To improve the coding performance of screen content coding, the associated video codec incorporates several coding tools，for example, intra block copy (IntraBC) is employed to handle the repeated patterns in a screen picture, and palette mode is used to handle the screen blocks with a limited number of different colors.

Intra Block Copy (IntraBC) [2] is a coding tool similar to inter-picture prediction. The main difference is that in IntraBC, a predictor block is formed from the reconstructed samples (before application of in-loop filtering) of the current picture. Therefore, IntraBC can be considered as “motion compensation” within current picture.

A block vector (BV) was coded to specify the location of the predictor block. The BV precision is integer. The BV will be signalled in the bitstream since the decoder needs it to locate the predictor. For current block, the flag use IntraBC indicating whether current block is IntraBC mode is first transmitted in bit stream. Then, if the current block is IntraBC mode, the BV difference diff is obtained by subtracting the reference BV from the current BV, and then diff is classified into four types according to the diff values of horizontal and vertical component. Type information needs to be transmitted into the bitstream, after that, diff values of two components may be signalled based on the type info.

IntraBC is very effective for screen content coding, but it also brings a lot of difficulties to hardware design. To facilitate the hardware design, the following modifications are adopted.

when IntraBC is allowed, the loop filters are disabled, which are de-blocking filter, the CDEF (Constrained Directional Enhancement Filter), and the Loop Restoration. By doing this, picture buffer of reconstructed samples can be shared between IntraBC and inter prediction.

To facilitate parallel decoding, the prediction cannot exceed the restricted areas. For one super block, if the coordinate of its top-left position is (x0, y0), the prediction at position (x, y) can be accessed by IntraBC, if y < y0 and x < x0 + 2 * (y0 - y)

To allow hardware writing back delay, immediate reconstructed areas cannot be accessed by IntraBC prediction. The restricted immediate reconstructed area can be 1 ∼ n super blocks. So on top of modification 2, if the coordinate of one super block's top-left position is (x0, y0), the prediction at position (x, y) can be accessed by IntraBC, if y < y0 and x < x0 + 2 * (y0 - y) - D, where D denotes the restricted immediate reconstructed area. When D is one super block, the prediction area is shown in below figure.

[1] J. Han, Y. Xu and D. Mukherjee, “A butterfly structured design of the hybrid transform coding scheme,” 2013 Picture Coding Symposium (PCS), San Jose, CA, 2013, pp. 17-20.

[2] J. Li, H. Su, A. Converse, B. Li, R. Zhou, B. Lin, J. Xu, Y. Lu, and R. Xiong, “Intra Block Copy for Screen Content in the Emerging AV1 Video Codec,” 2018 Data Compression Conference, Snowbird, Utah, USA.

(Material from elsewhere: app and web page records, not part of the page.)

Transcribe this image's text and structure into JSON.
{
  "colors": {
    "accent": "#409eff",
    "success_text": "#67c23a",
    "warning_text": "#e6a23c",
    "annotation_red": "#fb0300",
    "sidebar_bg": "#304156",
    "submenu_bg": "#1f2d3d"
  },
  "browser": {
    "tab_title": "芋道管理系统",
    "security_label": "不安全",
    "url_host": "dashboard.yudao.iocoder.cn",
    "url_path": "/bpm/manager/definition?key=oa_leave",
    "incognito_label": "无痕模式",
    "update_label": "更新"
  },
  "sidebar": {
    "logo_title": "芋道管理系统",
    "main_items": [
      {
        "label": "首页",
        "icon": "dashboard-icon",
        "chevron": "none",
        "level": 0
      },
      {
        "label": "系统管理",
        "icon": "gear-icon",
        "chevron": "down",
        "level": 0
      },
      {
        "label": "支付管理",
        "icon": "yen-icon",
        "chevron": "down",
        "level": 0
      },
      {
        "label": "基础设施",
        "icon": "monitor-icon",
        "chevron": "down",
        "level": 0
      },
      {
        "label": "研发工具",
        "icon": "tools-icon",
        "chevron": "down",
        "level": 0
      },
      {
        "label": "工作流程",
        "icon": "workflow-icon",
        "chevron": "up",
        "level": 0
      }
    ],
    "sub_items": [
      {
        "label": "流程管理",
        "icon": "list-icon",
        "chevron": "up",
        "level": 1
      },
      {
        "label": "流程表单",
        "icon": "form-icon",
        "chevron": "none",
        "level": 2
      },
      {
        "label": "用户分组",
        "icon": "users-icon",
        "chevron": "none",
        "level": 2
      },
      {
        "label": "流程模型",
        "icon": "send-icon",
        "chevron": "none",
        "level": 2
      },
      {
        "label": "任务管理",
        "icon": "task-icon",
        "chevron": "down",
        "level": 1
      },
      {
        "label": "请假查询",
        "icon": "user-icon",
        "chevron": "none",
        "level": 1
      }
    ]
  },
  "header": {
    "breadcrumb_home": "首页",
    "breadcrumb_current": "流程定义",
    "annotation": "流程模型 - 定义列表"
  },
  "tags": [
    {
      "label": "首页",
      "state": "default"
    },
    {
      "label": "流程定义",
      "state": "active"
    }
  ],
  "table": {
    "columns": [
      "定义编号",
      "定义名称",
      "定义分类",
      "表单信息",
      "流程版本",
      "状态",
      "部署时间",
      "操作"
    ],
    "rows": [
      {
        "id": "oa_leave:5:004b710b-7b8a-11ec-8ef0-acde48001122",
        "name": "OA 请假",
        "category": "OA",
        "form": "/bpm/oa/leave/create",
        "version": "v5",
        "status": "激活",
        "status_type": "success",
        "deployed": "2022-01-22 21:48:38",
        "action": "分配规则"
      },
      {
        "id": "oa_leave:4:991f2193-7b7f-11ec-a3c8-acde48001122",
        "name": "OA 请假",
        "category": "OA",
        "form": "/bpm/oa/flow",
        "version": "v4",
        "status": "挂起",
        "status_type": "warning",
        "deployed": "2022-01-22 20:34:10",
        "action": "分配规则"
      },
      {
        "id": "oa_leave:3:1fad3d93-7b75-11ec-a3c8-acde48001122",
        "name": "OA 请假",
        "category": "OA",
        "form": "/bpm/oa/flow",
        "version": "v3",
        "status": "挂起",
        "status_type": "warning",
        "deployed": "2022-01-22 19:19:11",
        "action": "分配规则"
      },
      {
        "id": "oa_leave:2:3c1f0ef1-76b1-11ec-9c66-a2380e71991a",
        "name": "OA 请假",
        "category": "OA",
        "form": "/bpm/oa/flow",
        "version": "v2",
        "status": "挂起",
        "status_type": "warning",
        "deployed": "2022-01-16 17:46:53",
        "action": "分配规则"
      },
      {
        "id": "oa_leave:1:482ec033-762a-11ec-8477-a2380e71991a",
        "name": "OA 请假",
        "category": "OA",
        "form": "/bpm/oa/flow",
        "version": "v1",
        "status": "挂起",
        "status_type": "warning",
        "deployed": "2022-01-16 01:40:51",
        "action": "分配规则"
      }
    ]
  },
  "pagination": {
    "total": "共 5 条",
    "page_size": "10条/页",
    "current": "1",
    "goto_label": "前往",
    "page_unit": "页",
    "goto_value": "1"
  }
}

[3] S. Midtskogen and J.M. Valin. “The AV1 constrained directional enhancement filter (CDEF).” In 2018 IEEE International Conference on Acoustics, Speech and Signal Processing (ICASSP), pp. 1193-1197. IEEE, 2018.

[4] D. Mukherjee, S. Li, Y. Chen, A. Anis, S. Parker, and J. Bankoski. “A switchable loop-restoration with side-information framework for the emerging AV1 video codec.” In 2017 IEEE International Conference on Image Processing (ICIP), pp. 265-269. IEEE, 2017.

[5] Y. Chen, D. Murherjee, J. Han, A. Grange, Y. Xu, Z. Liu,... & C.H.Chiang, (2018, June). “An overview of core coding tools in the AV1 video codec.”" In 2018 Picture Coding Symposium (PCS) (pp. 41-45). IEEE.

[6] A. Norkin, & N. Birkbeck, (2018, March). “Film grain synthesis for AV1 video codec.” In 2018 Data Compression Conference (pp. 3-12). IEEE.